Technology is transforming nearly every industry, from healthcare to retail to transportation. Franklin Templeton Investments recently hosted an event examining the race to develop and market autonomous vehicles entitled, “Along for the Ride: Evaluating the Impacts of Self-Driving Cars.”
Now that Black Friday has come and gone and Cyber Monday is upon us, you're going to hear a blizzard of numbers and reports about the US consumer. So far, these numbers show blowout on-line sales and a mild decline in foot traffic at brick-and-mortar stores.
The bull market in U.S. equities is behind us, according to Wharton professor Jeremy Siegel, who says that the S&P 500 is now “fairly priced.”
Those looking for an optimistic forecast for U.S. equities can turn to Northern Trust. Bob Browne, its chief investment officer, identified six themes that will drive the capital markets over the next five years. Taken together, they translate to 5.9% annual returns for U.S. stocks over that period, which includes 2017.
We've called it a "Plow Horse" economy, which was our metaphor invented to counter forecasters who said slow growth meant a recession was on its way. A Plow Horse is always slow, but that slowness hides underlying strength – it was never going to slip and fall. Now, the economy is accelerating.
Neil Hennessy is a portfolio manager and chief investment officer at Hennessy Funds. In this interview, he discusses the compelling opportunities in mid-cap and Japanese stocks, and what RIAs should be doing in advance of the next market correction.
The money to be made is in non-U.S. markets, according to Jeffrey Gundlach. For long-term investors, he recommends a specific ETF.
Mohamed El-Erian says that investors have been “enticed to become increasingly exposed to historically illiquid asset class segments.” Here are the asset classes and ETFs that are most at risk.
Are you an investor or a trader? Investors think long-term, while traders focus on short-term price movements.

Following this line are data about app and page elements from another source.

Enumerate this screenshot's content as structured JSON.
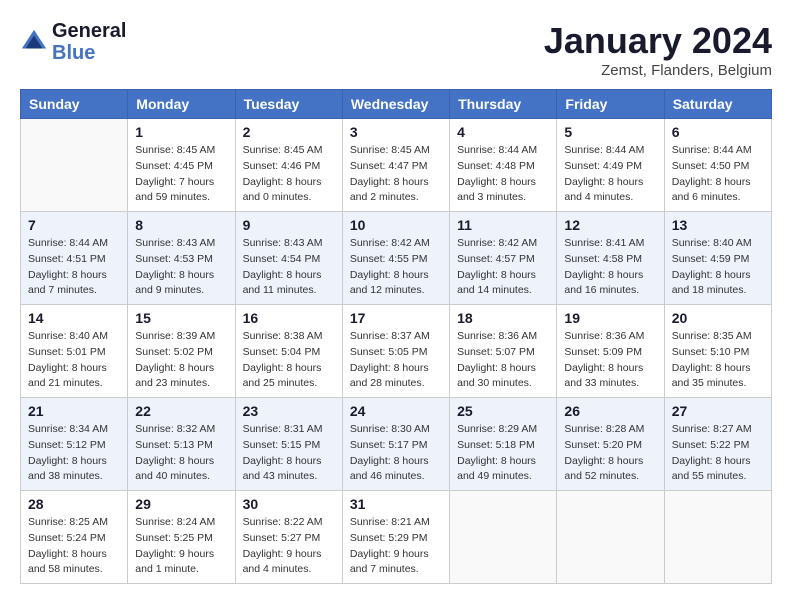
{
  "header": {
    "logo_line1": "General",
    "logo_line2": "Blue",
    "month": "January 2024",
    "location": "Zemst, Flanders, Belgium"
  },
  "weekdays": [
    "Sunday",
    "Monday",
    "Tuesday",
    "Wednesday",
    "Thursday",
    "Friday",
    "Saturday"
  ],
  "weeks": [
    [
      {
        "day": "",
        "info": ""
      },
      {
        "day": "1",
        "info": "Sunrise: 8:45 AM\nSunset: 4:45 PM\nDaylight: 7 hours\nand 59 minutes."
      },
      {
        "day": "2",
        "info": "Sunrise: 8:45 AM\nSunset: 4:46 PM\nDaylight: 8 hours\nand 0 minutes."
      },
      {
        "day": "3",
        "info": "Sunrise: 8:45 AM\nSunset: 4:47 PM\nDaylight: 8 hours\nand 2 minutes."
      },
      {
        "day": "4",
        "info": "Sunrise: 8:44 AM\nSunset: 4:48 PM\nDaylight: 8 hours\nand 3 minutes."
      },
      {
        "day": "5",
        "info": "Sunrise: 8:44 AM\nSunset: 4:49 PM\nDaylight: 8 hours\nand 4 minutes."
      },
      {
        "day": "6",
        "info": "Sunrise: 8:44 AM\nSunset: 4:50 PM\nDaylight: 8 hours\nand 6 minutes."
      }
    ],
    [
      {
        "day": "7",
        "info": "Sunrise: 8:44 AM\nSunset: 4:51 PM\nDaylight: 8 hours\nand 7 minutes."
      },
      {
        "day": "8",
        "info": "Sunrise: 8:43 AM\nSunset: 4:53 PM\nDaylight: 8 hours\nand 9 minutes."
      },
      {
        "day": "9",
        "info": "Sunrise: 8:43 AM\nSunset: 4:54 PM\nDaylight: 8 hours\nand 11 minutes."
      },
      {
        "day": "10",
        "info": "Sunrise: 8:42 AM\nSunset: 4:55 PM\nDaylight: 8 hours\nand 12 minutes."
      },
      {
        "day": "11",
        "info": "Sunrise: 8:42 AM\nSunset: 4:57 PM\nDaylight: 8 hours\nand 14 minutes."
      },
      {
        "day": "12",
        "info": "Sunrise: 8:41 AM\nSunset: 4:58 PM\nDaylight: 8 hours\nand 16 minutes."
      },
      {
        "day": "13",
        "info": "Sunrise: 8:40 AM\nSunset: 4:59 PM\nDaylight: 8 hours\nand 18 minutes."
      }
    ],
    [
      {
        "day": "14",
        "info": "Sunrise: 8:40 AM\nSunset: 5:01 PM\nDaylight: 8 hours\nand 21 minutes."
      },
      {
        "day": "15",
        "info": "Sunrise: 8:39 AM\nSunset: 5:02 PM\nDaylight: 8 hours\nand 23 minutes."
      },
      {
        "day": "16",
        "info": "Sunrise: 8:38 AM\nSunset: 5:04 PM\nDaylight: 8 hours\nand 25 minutes."
      },
      {
        "day": "17",
        "info": "Sunrise: 8:37 AM\nSunset: 5:05 PM\nDaylight: 8 hours\nand 28 minutes."
      },
      {
        "day": "18",
        "info": "Sunrise: 8:36 AM\nSunset: 5:07 PM\nDaylight: 8 hours\nand 30 minutes."
      },
      {
        "day": "19",
        "info": "Sunrise: 8:36 AM\nSunset: 5:09 PM\nDaylight: 8 hours\nand 33 minutes."
      },
      {
        "day": "20",
        "info": "Sunrise: 8:35 AM\nSunset: 5:10 PM\nDaylight: 8 hours\nand 35 minutes."
      }
    ],
    [
      {
        "day": "21",
        "info": "Sunrise: 8:34 AM\nSunset: 5:12 PM\nDaylight: 8 hours\nand 38 minutes."
      },
      {
        "day": "22",
        "info": "Sunrise: 8:32 AM\nSunset: 5:13 PM\nDaylight: 8 hours\nand 40 minutes."
      },
      {
        "day": "23",
        "info": "Sunrise: 8:31 AM\nSunset: 5:15 PM\nDaylight: 8 hours\nand 43 minutes."
      },
      {
        "day": "24",
        "info": "Sunrise: 8:30 AM\nSunset: 5:17 PM\nDaylight: 8 hours\nand 46 minutes."
      },
      {
        "day": "25",
        "info": "Sunrise: 8:29 AM\nSunset: 5:18 PM\nDaylight: 8 hours\nand 49 minutes."
      },
      {
        "day": "26",
        "info": "Sunrise: 8:28 AM\nSunset: 5:20 PM\nDaylight: 8 hours\nand 52 minutes."
      },
      {
        "day": "27",
        "info": "Sunrise: 8:27 AM\nSunset: 5:22 PM\nDaylight: 8 hours\nand 55 minutes."
      }
    ],
    [
      {
        "day": "28",
        "info": "Sunrise: 8:25 AM\nSunset: 5:24 PM\nDaylight: 8 hours\nand 58 minutes."
      },
      {
        "day": "29",
        "info": "Sunrise: 8:24 AM\nSunset: 5:25 PM\nDaylight: 9 hours\nand 1 minute."
      },
      {
        "day": "30",
        "info": "Sunrise: 8:22 AM\nSunset: 5:27 PM\nDaylight: 9 hours\nand 4 minutes."
      },
      {
        "day": "31",
        "info": "Sunrise: 8:21 AM\nSunset: 5:29 PM\nDaylight: 9 hours\nand 7 minutes."
      },
      {
        "day": "",
        "info": ""
      },
      {
        "day": "",
        "info": ""
      },
      {
        "day": "",
        "info": ""
      }
    ]
  ]
}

Washington D.C. used to complain that Ronald Reagan employed a strategy of "starving the beast" – cutting taxes so that new spending was tough to legislate. Now, D.C. seems to employ the strategy of "gorging the beast" – spending so much that tax cuts are hard to pass.